▸ The problem: Please copy out every line in the records below that includes the word "Executable".

(Data entries)
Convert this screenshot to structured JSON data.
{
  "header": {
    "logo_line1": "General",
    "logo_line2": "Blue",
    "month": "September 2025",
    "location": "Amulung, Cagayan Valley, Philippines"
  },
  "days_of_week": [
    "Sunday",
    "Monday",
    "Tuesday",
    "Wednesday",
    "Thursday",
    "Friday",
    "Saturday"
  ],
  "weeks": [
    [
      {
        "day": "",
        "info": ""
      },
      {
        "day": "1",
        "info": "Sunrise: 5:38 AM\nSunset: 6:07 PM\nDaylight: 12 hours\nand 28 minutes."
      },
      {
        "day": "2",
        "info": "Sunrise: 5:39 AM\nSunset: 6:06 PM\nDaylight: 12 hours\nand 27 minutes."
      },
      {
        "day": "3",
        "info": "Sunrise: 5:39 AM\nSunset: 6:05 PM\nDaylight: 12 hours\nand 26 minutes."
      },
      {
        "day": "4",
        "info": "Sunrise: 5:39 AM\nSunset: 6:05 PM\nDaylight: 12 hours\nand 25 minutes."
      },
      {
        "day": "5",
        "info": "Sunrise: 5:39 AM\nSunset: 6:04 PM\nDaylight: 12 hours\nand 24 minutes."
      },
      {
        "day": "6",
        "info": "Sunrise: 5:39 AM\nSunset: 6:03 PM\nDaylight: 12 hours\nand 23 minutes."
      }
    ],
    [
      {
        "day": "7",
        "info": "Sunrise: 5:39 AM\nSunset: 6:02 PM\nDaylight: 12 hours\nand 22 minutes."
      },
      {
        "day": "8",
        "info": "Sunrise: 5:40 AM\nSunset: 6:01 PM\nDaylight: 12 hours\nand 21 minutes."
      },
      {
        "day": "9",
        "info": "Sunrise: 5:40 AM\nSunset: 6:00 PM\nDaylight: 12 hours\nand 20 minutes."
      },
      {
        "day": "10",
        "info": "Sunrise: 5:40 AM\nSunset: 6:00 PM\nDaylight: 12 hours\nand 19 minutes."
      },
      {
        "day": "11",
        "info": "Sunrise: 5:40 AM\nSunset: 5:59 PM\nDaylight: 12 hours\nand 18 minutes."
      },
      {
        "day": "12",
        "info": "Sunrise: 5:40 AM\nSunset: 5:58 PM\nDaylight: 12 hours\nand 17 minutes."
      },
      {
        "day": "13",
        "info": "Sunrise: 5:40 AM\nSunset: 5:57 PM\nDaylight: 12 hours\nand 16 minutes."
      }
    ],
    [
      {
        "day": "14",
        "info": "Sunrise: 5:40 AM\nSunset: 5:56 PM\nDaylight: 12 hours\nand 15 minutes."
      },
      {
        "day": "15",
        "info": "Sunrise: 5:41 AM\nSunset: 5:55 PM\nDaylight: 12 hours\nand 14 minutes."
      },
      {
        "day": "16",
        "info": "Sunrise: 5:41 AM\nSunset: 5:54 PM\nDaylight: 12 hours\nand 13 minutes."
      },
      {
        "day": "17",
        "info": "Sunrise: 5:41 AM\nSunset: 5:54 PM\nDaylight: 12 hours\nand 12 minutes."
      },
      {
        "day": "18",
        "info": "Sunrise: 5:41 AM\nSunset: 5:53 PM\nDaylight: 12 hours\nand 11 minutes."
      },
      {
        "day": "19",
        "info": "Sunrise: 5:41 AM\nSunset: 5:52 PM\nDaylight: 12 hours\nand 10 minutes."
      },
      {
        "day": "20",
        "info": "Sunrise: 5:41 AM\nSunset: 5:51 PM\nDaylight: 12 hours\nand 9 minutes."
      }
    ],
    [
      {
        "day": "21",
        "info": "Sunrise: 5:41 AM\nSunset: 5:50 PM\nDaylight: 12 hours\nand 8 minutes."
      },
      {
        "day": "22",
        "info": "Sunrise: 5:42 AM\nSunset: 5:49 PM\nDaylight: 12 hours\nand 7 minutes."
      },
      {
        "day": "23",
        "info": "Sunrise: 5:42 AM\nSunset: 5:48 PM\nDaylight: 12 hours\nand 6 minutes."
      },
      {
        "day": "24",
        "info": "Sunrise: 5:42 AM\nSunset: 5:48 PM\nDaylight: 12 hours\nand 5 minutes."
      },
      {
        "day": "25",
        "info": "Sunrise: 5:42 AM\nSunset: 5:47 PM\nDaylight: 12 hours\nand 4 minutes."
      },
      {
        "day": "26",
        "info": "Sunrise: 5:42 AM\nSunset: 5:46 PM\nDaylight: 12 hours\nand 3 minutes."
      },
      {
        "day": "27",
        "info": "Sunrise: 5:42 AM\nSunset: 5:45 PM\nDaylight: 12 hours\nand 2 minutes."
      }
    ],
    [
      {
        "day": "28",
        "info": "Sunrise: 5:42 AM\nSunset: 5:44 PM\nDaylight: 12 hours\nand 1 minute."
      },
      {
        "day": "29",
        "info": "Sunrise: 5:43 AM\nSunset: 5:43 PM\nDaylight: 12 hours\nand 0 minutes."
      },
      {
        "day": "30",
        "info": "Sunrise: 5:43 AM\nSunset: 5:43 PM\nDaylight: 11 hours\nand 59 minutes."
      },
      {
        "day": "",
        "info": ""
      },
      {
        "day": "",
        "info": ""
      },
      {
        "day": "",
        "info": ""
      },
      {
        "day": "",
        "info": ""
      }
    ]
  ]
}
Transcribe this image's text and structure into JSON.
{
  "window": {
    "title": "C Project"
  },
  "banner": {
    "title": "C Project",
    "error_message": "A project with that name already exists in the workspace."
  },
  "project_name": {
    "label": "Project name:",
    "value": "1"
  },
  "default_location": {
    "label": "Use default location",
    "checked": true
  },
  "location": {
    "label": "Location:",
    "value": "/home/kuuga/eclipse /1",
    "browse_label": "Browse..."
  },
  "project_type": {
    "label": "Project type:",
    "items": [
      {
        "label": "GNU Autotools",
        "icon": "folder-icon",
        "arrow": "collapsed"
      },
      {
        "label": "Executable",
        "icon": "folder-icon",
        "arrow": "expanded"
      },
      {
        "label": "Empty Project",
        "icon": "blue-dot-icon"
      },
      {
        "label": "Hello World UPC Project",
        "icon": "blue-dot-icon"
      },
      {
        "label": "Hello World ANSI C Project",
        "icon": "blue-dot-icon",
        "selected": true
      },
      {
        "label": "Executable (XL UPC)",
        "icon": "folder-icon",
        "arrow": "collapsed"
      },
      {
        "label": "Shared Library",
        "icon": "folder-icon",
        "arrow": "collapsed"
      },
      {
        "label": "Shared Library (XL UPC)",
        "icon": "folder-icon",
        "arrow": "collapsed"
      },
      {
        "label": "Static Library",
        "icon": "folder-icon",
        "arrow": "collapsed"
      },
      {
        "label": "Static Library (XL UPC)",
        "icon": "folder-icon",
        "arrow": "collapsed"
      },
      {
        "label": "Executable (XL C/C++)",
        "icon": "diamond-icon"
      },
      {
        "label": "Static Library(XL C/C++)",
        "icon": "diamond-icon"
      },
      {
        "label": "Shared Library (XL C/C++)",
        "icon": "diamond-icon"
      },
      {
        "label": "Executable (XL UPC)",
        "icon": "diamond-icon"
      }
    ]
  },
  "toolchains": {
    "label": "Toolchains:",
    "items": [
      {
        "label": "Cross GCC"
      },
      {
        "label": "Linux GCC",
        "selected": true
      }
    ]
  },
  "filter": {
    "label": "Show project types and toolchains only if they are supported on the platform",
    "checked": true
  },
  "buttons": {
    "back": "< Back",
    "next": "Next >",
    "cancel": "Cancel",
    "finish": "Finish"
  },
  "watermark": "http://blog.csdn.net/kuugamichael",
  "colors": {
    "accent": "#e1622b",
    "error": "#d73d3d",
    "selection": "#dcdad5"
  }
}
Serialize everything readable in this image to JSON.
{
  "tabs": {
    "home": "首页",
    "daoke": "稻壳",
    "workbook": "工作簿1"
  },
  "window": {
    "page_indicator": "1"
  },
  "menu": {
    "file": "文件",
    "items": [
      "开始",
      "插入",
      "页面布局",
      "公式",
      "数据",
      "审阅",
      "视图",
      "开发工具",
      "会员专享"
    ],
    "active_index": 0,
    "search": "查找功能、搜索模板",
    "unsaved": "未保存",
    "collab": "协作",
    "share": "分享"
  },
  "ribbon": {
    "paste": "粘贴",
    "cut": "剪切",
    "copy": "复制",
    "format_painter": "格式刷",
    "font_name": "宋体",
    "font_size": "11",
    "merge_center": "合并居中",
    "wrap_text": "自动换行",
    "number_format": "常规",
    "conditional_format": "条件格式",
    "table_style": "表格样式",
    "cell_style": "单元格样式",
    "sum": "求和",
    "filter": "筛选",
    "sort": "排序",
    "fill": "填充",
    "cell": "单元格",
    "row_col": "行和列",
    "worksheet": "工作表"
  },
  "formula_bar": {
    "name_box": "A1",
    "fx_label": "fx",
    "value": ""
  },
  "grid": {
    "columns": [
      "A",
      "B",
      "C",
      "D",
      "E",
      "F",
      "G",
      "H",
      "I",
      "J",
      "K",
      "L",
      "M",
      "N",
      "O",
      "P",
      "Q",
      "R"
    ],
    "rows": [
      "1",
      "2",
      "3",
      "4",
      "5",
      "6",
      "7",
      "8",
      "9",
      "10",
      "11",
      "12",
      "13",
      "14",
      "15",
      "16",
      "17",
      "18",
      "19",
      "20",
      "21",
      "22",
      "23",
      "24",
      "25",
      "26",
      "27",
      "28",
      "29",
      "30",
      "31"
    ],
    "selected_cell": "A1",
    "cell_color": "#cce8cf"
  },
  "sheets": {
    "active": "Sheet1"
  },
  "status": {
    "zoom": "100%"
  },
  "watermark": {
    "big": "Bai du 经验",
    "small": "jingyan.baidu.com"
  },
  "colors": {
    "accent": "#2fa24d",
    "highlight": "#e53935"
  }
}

▸ Result:
        "label": "Executable",
        "label": "Executable (XL UPC)",
        "label": "Executable (XL C/C++)",
        "label": "Executable (XL UPC)",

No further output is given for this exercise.